It’s important to remember that Active Play does not necessarily require large spaces or huge chunks of time. Doing jumping jacks or running on the spot can be done just about anywhere, and a bunch of short bursts throughout the day are just as effective (sometimes even more so) than one extended activity.

  • NUMBER JUMP: Use painter’s tape (which is easily removed from most surfaces and leaves no residue) to outline numbers or shapes on your floor. Sing a song like “The Ants Go Marching” or “Alice the Camel” and have your child run to the appropriate number and jump on it (or march, or tap, etc) for the length of the song. Be prepared to do this one a few times! BONUS: It increases numeral and shape recognition as well!
  • FREEZE DANCE: Put on some of your child’s favourite tunes and dance like maniacs — but only as long as the music is playing! Periodically pause the song and have your child freeze in their last position. BONUS: The anticipation of the next freeze and the ability to hold it are a great way to strengthen emotional maturity: It’s hard to wait for the fun things we want, but we have to learn to control ourselves!
  • ANIMAL ALPHABET: Choose an animal for each letter and move like they do! Snap like an Alligator, Wiggle like a Baboon… extra points if the action and the animal start with the same letter: Crunch like a Caterpillar, Dig like a Dingo, etc. Keep active for the whole alphabet!
  • SCREEN SAVER: We know how hard it can be to limit screen time… but one of the main reasons why we try to stay away from it is because it keeps our kids stationary for too long. The solution? Re-enact what’s happening on the tube! Flip around with the little mermaid… stomp with the dinosaurs… race like Lightening McQueen. Even if it’s just for a few minutes here and there throughout the show.

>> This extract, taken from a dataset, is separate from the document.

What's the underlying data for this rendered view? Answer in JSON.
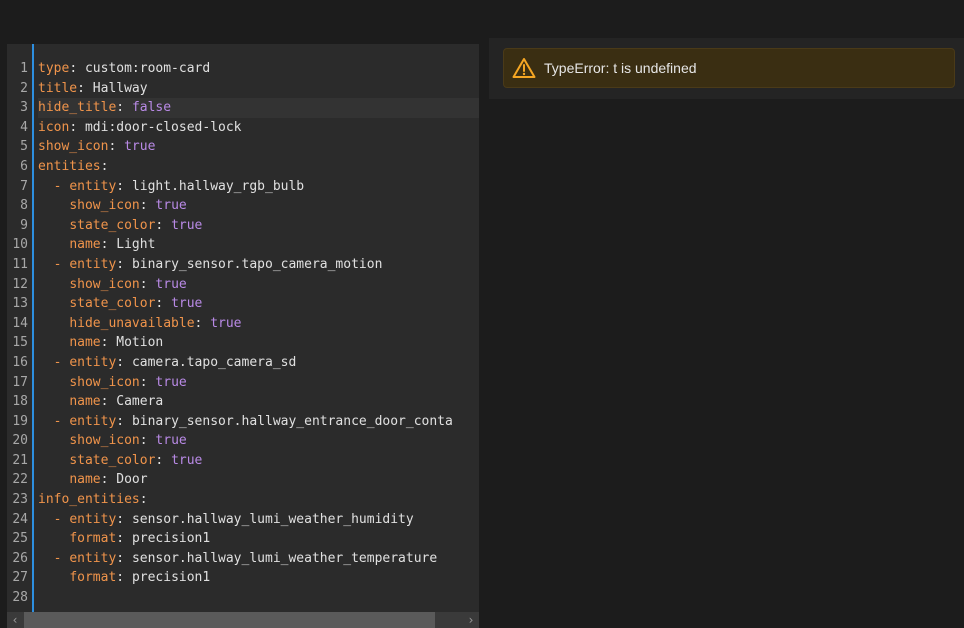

  • TUMMY TIME: Our babies need their exercise too! Tummy Time can be tricky, but if you’re finding it to be a rough time, try different kinds of tummy time; try lying down on your tummy across from baby, face to face, so you can see each other and share the time, or try putting your baby on YOUR tummy, so they can see your face and feel the rhythms of your breathing. Babies also love baby faces — put them on a mirror so they can see their own!